Skip to main content

How long does it take spinach to germinate? What you need to know

Spinach is a popular cool-weather crop that’s grown in many garden beds and homes. Gardeners looking to branch out into growing from seed will find that every type of crop germinates differently, and how long it takes spinach to germinate won’t necessarily be the same as the length of time your corn seeds take. Spinach needs certain conditions to be met, but when done well, germinating your own spinach seeds is quite rewarding. Plus, spinach can be grown hydroponically and in soil, making it a versatile crop. This is what you need to know about spinach germination time.

A garden bed of tall spinach plants

Preparing your seeds for germination

Spinach germination occurs in three stages: absorbing moisture, growing new cells, and sprouting. Each stage needs to happen in an environment that’s between 40 and 75 degrees Fahrenheit for germination to be successful. Although never guaranteed, it’s possible that you’ll have more sprouts at the end by slightly prolonging the second stage.

When planning out your spinach germination time, you should start with a process called priming. For spinach seeds specifically, you’ll want to soak them for about 24 hours in room temperature water, then place them on a paper towel. Leave them there to dry for one to two days before moving them to an airtight container and storing them somewhere cool for about a week. Because of the priming, the seeds will have enough moisture to undergo the first two stages of germination before being planted, after which they should germinate in about five days.

Spinach in garden

Sowing the sprouted seeds

When planting your spinach seeds, make sure you use a moist, nutrient-rich soil. Spinach doesn’t like to be soggy, but it doesn’t like to be dry, either. Keeping the soil and seeds moist increases the chances of successful germination. The soil should be loosened about a foot deep prior to planting, as the spinach will form a deep taproot as it grows.

Spinach seeds can be sown as soon as you’re able to work the soil, which is often up to six weeks before the last frost of winter. (Remember that it’s a cool-weather crop, so as long as daily temperatures are mostly above that 40-degree range, you’re good to go!) If you know that you’re going to want to grow spinach from seed during the next growing season, it won’t hurt to prepare the soil the fall before while it’s still easily workable. This lets you drop the seeds in when it’s time with little hassle.

As the spinach plants grow, you’ll want to carefully maintain them.
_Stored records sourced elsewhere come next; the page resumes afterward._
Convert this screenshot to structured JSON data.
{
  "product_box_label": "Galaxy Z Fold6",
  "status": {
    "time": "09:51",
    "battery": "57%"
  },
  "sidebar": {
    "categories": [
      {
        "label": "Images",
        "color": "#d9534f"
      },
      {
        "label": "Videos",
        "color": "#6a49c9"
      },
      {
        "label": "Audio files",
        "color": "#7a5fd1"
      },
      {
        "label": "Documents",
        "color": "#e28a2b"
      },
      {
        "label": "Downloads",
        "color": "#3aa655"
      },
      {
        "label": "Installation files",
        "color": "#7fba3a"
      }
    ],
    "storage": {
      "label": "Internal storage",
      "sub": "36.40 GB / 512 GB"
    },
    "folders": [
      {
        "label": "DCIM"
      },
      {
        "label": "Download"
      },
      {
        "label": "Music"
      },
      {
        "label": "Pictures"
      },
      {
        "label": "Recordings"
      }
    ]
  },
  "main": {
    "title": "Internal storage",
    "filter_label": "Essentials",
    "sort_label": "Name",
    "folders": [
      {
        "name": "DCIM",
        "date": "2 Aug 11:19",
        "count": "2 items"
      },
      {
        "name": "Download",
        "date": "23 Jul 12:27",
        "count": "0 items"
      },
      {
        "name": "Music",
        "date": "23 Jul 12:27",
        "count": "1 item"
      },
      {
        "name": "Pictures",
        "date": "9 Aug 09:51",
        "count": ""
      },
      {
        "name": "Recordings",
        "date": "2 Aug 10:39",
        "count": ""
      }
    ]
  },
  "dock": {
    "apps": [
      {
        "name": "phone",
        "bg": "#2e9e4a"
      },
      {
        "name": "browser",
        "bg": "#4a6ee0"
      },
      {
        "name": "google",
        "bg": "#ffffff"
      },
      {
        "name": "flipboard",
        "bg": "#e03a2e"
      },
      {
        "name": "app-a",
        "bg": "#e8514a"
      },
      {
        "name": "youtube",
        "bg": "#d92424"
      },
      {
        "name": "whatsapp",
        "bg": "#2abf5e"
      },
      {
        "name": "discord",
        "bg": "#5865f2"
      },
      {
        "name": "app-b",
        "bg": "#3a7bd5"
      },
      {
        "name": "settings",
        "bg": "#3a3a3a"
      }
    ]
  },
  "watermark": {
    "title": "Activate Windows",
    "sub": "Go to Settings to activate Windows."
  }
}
A crowded spinach plant will more likely go to seed early on, so you should thin out the seedlings once they have at least two true leaves. The remaining plants should be roughly four to six inches apart to allow for sizable growth.

Can you grow spinach hydroponically?

If you don’t have a garden bed or are interested in growing some crops hydroponically to make things a little easier, you’re in luck! Growing spinach hydroponically is fairly easy, made easier by varieties like the Bloomsdale or Noble Giant that are better suited for hydroponic systems. Seeds for these varieties can be purchased online or possibly at a local gardening store. If you have a variety you like, though, give it a try! Most spinach varieties can be grown hydroponically.

Person putting harvested spinach leaves in a basket

Harvesting your spinach

Spinach, whether grown hydroponically, in containers, or in a garden bed, can be harvested roughly six to eight weeks after planting as long as the leaves are three to four inches long. When you go to harvest, start by cutting the outside/older leaves first to give newer leaves more time to grow and mature. Once the plant starts to bolt (or go to seed), you should harvest the remaining leaves. A plant that goes to seed starts conserving its energy, which will result in more bitter-tasting leaves.

Plants growing under a plastic row cover

Troubleshooting any issues

Pests usually aren’t a problem since spinach grows during colder parts of the season; however, it’s possible that leaf miner larvae will burrow into the leaves. You can identify them by the tan patches they leave behind. If you notice any leafminer damage, you should immediately remove and dispose of the affected leaves to prevent any adult pests from causing more harm to the crop. To avoid future leaf miner infestations, you can cover your spinach seedlings and plants with a floating row cover.

Spinach blight is also a concern and is spread by aphids. Plants that have been affected will have stunted growth and yellowed leaves. And if you notice yellow spots on the surfaces or mold on the underside, chances are your spinach has been affected by downy mildew. Luckily, there are spinach varieties that are resistant to both these diseases that you can plant if you don’t want to take the risk.

Editors' Recommendations